Meanwhile, these same quarters, after spending close to three years hyperventilating about Russia’s meddling in domestic US affairs — an “act of war,” in some minds — have now seamlessly pivoted to cheering Trump as he attempts to engineer a change of Venezuela’s government, even calling for him to possibly attack the country. This is glaringly hypocritical, but the Russiagate frenzy was never about principled outrage or any sort of moral consistency.

Lastly and most significantly, the rhetoric around Venezuela is now taking on an explicitly imperialistic character, in the most literal sense of that word. Zakaria invoked the Monroe Doctrine to urge Trump to intervene in Venezuela; National Security Advisor John Bolton “proudly proclaim[ed]” upon launching a fresh round of sanctions that “the Monroe Doctrine is alive and well,” and one MSNBC guest insisted the Trump administration was “right in being completely flabbergasted” at Russia’s presence in the country because “this is our hemisphere,” echoing Bolton.

When these figures talk about “our hemisphere,” they don’t mean the hemisphere in which the US happens to be located; they mean this is literally their hemisphere. The US is the imperial power with dominion over this part of the world, and only it has the right to interfere in the countries that populate it.

Their objection is not that an outside power is involving itself in a Latin American country’s business, but that this outside power isn’t the one in Washington. The fact that the US has been doing this very thing for years in Russia’s part of the world — expanding NATO right up to its border, sending weapons to Ukraine — goes conveniently unmentioned.

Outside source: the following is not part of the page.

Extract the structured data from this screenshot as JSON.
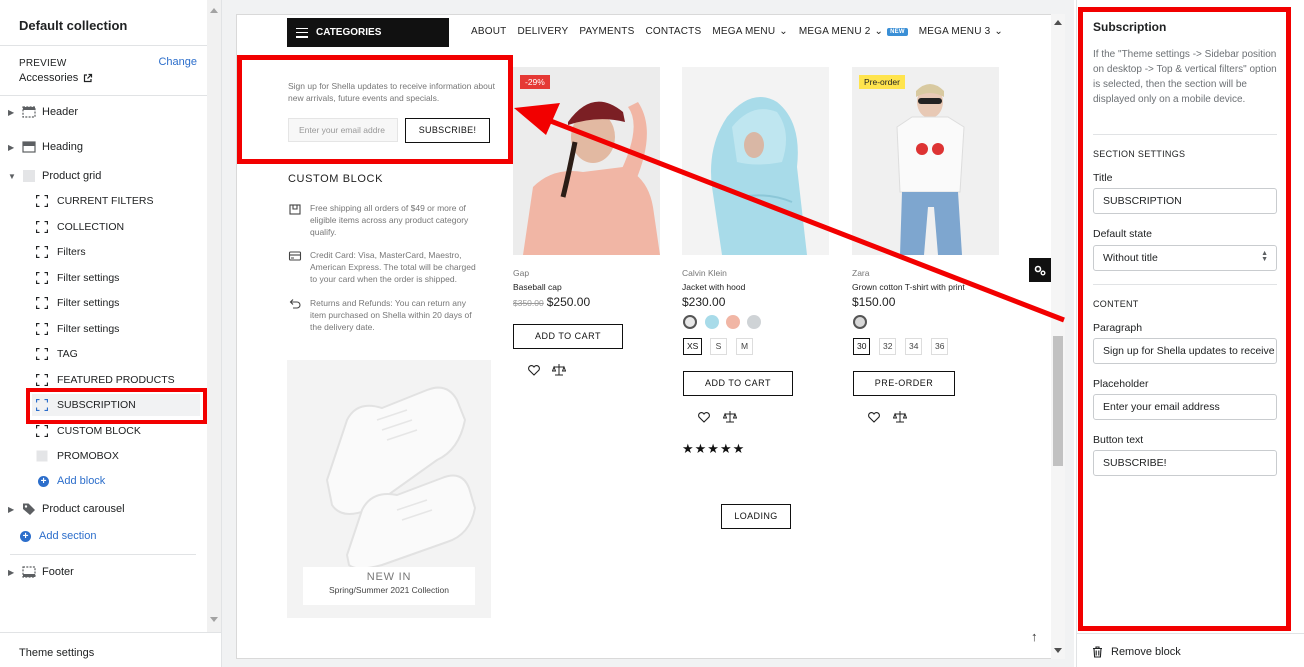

Russiagate skeptics were criticized for being hyperbolic in comparing that scandal to the bogus WMD tale that led to the Iraq War; the latter, after all, killed hundreds of thousands and destabilized an entire region. But the full consequences of Russiagate will not be felt immediately; they will unfold over time. And while floating the specter of Russia might not work this time, expect it to be used over and over in the coming years to justify all manner of military aggression.